Turkish President Recep Tayyip Erdoğan has declared that he is ready to collaborate with Russian President Vladimir Putin concerning a possible peaceful solution to the ongoing Nagorno-Karabakh conflict, stressing that Ankara has as much right to be in the solution as Moscow.
Erdoğan told reporters that he did not hear any negative approach from Russia on the suggestion, adding that there had not been any negative comments that Moscow made against Ankara.
Erdoğan is vulnerable to Putin in many ways
It is in neither nation’s best interests to ally with competing sides in the Nagorno-Karabakh conflict. Erdoğan confirmed recent reports on tests carried out for the Russian-made S-400 defense systems that Turkey had acquired while answering a question about the U.S.’s approach to the S-400 tests, which shows how closely integrated Ankara and Moscow are in many ways. A war with Russia is something that Turkey cannot afford right now.

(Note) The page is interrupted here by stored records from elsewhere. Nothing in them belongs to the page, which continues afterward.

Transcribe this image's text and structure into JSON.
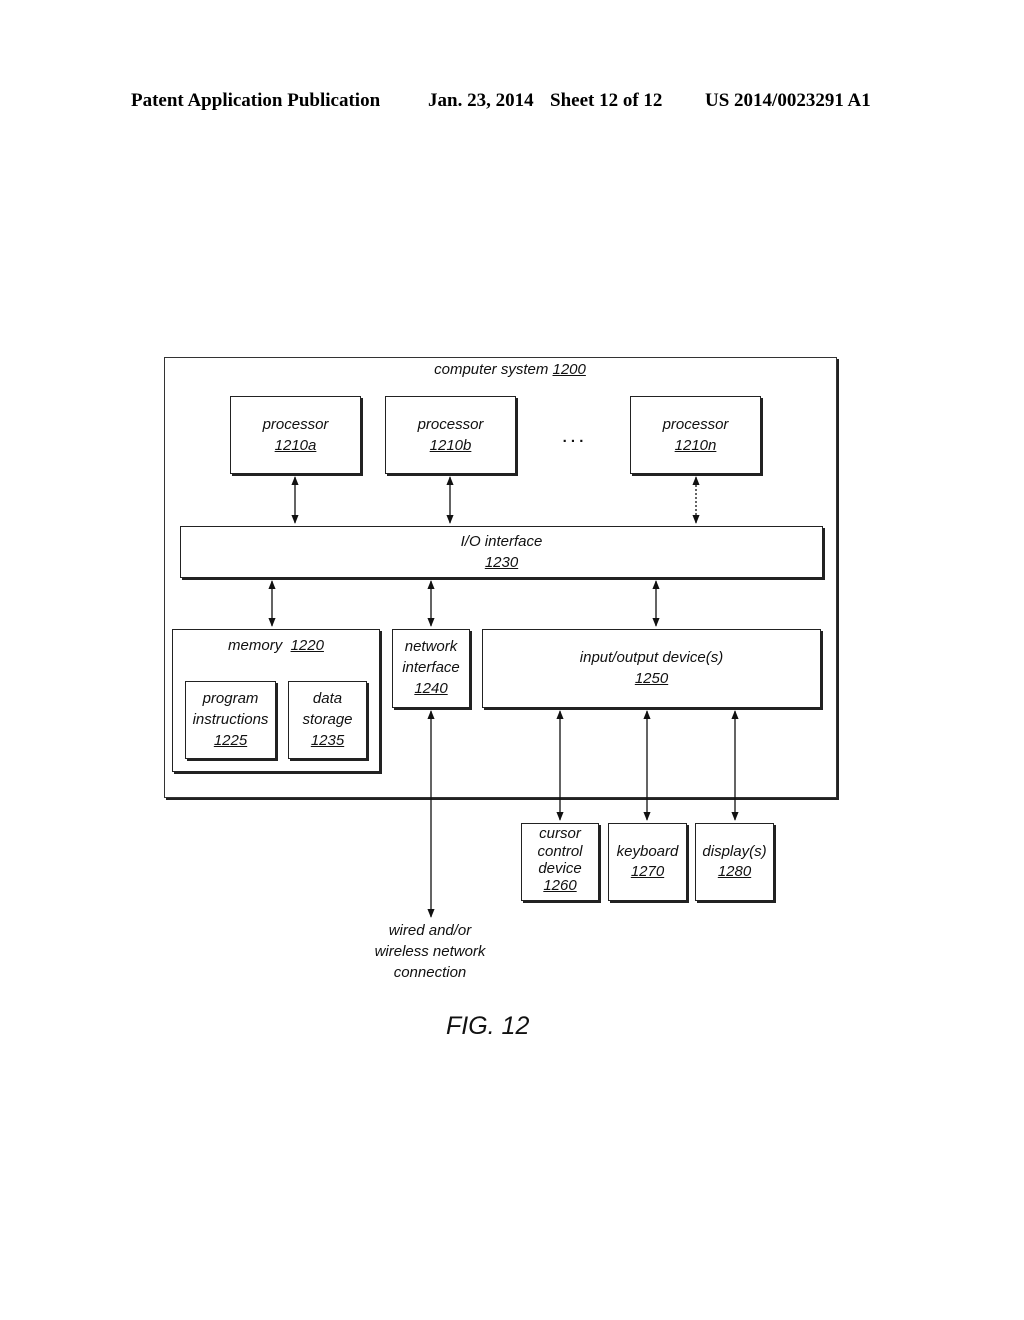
{
  "header": {
    "publication": "Patent Application Publication",
    "date": "Jan. 23, 2014",
    "sheet": "Sheet 12 of 12",
    "number": "US 2014/0023291 A1"
  },
  "diagram": {
    "system": {
      "label": "computer system",
      "ref": "1200"
    },
    "processors": [
      {
        "label": "processor",
        "ref": "1210a"
      },
      {
        "label": "processor",
        "ref": "1210b"
      },
      {
        "label": "processor",
        "ref": "1210n"
      }
    ],
    "ellipsis": ". . .",
    "io_interface": {
      "label": "I/O interface",
      "ref": "1230"
    },
    "memory": {
      "label": "memory",
      "ref": "1220"
    },
    "program_instructions": {
      "line1": "program",
      "line2": "instructions",
      "ref": "1225"
    },
    "data_storage": {
      "line1": "data",
      "line2": "storage",
      "ref": "1235"
    },
    "network_interface": {
      "line1": "network",
      "line2": "interface",
      "ref": "1240"
    },
    "io_devices": {
      "label": "input/output device(s)",
      "ref": "1250"
    },
    "cursor_control": {
      "line1": "cursor",
      "line2": "control",
      "line3": "device",
      "ref": "1260"
    },
    "keyboard": {
      "label": "keyboard",
      "ref": "1270"
    },
    "displays": {
      "label": "display(s)",
      "ref": "1280"
    },
    "network_connection": {
      "line1": "wired and/or",
      "line2": "wireless network",
      "line3": "connection"
    }
  },
  "figure_label": "FIG. 12"
}
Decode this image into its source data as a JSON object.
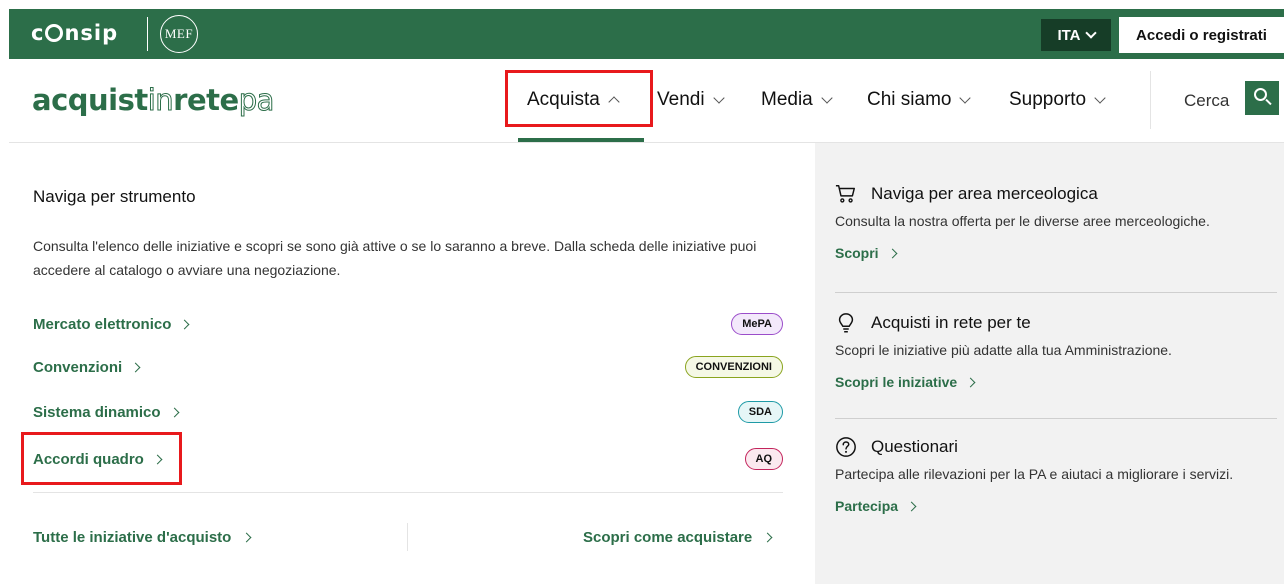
{
  "colors": {
    "brand_green": "#2c6e49",
    "dark_green": "#163d27",
    "highlight_red": "#e8191c",
    "panel_gray": "#f2f2f2"
  },
  "topbar": {
    "consip_logo": "consip",
    "mef_logo": "MEF",
    "language": "ITA",
    "login_label": "Accedi o registrati"
  },
  "navbar": {
    "brand": {
      "part1": "acquist",
      "part2": "in",
      "part3": "rete",
      "part4": "pa"
    },
    "items": [
      {
        "label": "Acquista",
        "expanded": true
      },
      {
        "label": "Vendi"
      },
      {
        "label": "Media"
      },
      {
        "label": "Chi siamo"
      },
      {
        "label": "Supporto"
      }
    ],
    "search_label": "Cerca",
    "search_icon": "search-icon"
  },
  "menu": {
    "title": "Naviga per strumento",
    "intro": "Consulta l'elenco delle iniziative e scopri se sono già attive o se lo saranno a breve. Dalla scheda delle iniziative puoi accedere al catalogo o avviare una negoziazione.",
    "tools": [
      {
        "label": "Mercato elettronico",
        "badge": "MePA",
        "badge_color": "#9b4dca",
        "badge_bg": "#f3e9fb"
      },
      {
        "label": "Convenzioni",
        "badge": "CONVENZIONI",
        "badge_color": "#8aa41f",
        "badge_bg": "#f5f8e6"
      },
      {
        "label": "Sistema dinamico",
        "badge": "SDA",
        "badge_color": "#1e9aa6",
        "badge_bg": "#e6f6f7"
      },
      {
        "label": "Accordi quadro",
        "badge": "AQ",
        "badge_color": "#c3245c",
        "badge_bg": "#fbe9ef"
      }
    ],
    "footer_left": "Tutte le iniziative d'acquisto",
    "footer_right": "Scopri come acquistare"
  },
  "sidebar": {
    "cards": [
      {
        "icon": "cart-icon",
        "title": "Naviga per area merceologica",
        "desc": "Consulta la nostra offerta per le diverse aree merceologiche.",
        "link": "Scopri"
      },
      {
        "icon": "lightbulb-icon",
        "title": "Acquisti in rete per te",
        "desc": "Scopri le iniziative più adatte alla tua Amministrazione.",
        "link": "Scopri le iniziative"
      },
      {
        "icon": "question-icon",
        "title": "Questionari",
        "desc": "Partecipa alle rilevazioni per la PA e aiutaci a migliorare i servizi.",
        "link": "Partecipa"
      }
    ]
  }
}
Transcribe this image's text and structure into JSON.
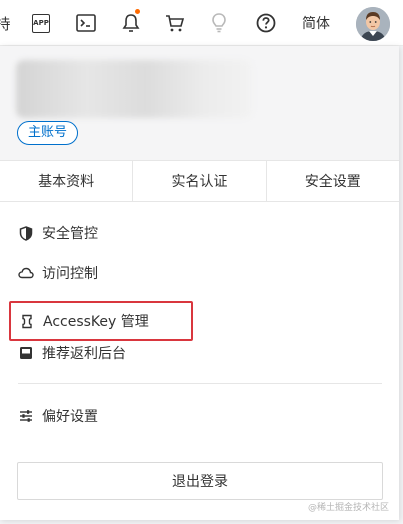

Equally, the Turkish President’s dependence upon his Russian counterpart for S-400 defense systems makes him vulnerable to Moscow’s influence, and Putin will not make the negotiations to end the Nagorno-Karabakh conflict easy for many other reasons.
Russia has many advantages in Nagorno-Karabakh
As Eleonora Di Franco wrote for My Country? Europe, the Russian President has the upper hand in this crisis. Putin does not offer financial or moral support to the region and he has no military forces stationed there either. The Russian President may try to portray himself as an honest broker in future discussions, but it would go against his strategic interests to actively pick a side. Such a move would jeopardize Russia’s reputation as a security guarantor.
Also, Moscow does not particularly want to end the Nagorno-Karabakh conflict as the status quo works to its advantage. Putin’s interventions help increase his clout in the region and he will want to preserve the economic gains the Russian President has made through trade deals with both Azerbaijan and Armenia.
Russia has been an active participant in the OSCE Minsk Group since 1992, which has responsibility for ensuring that the Nagorno-Karabakh dispute ends peacefully, and the Minsk Group has still failed to find a permanent solution to stop the war there.
By offering the Russian President with an opportunity to end the Nagorno-Karabakh dispute, Erdoğan has immediately surrendered Azerbaijan to Putin. Azerbaijan would have been able to recover territories that it lost to Armenia during the 1992-1994 disputes if it continued to receive Turkish support, but maybe that is why Erdoğan supports a peaceful conclusion to the conflict as he knows that Putin would side with Armenia in such a situation. This would have resulted in a war between Ankara and Moscow.
The peace process is doomed without U.S. support
However, as Nick Paton Walsh explains for CNN, inserting Russian power into Nagorno-Karabakh would not be easy. It has bases in Yerevan and Gyumri, Armenia, but would have to fly additional men and materiel in. The Azerbaijanis have also had the upper hand due to Syrian mercenaries being used by Turkey to bolster Azerbijan’s military strength.
Putin is also facing domestic issues. His poll ratings have suffered due to the coronavirus and domestic political discontent. The Russian economy is also facing deep trouble. This is not the time for the Russian President to distract people’s attention with a military intervention that he may not win.
The only honest power-broker that could end this conflict peacefully would be the U.S., but they are distracted with an upcoming election and normalization deals in the Middle East. Secretary of State Mike Pompeo has already said he intends to stay out of Nagorno-Karabakh.
Ultimately, Turkey and Russia cannot resolve the Nagorno-Karabakh conflict without it escalating further or without U.S. support. The status quo gives Putin an advantage and Erdoğan is vulnerable to his Russian counterpart in many ways. This situation only works to the Russian President’s advantage.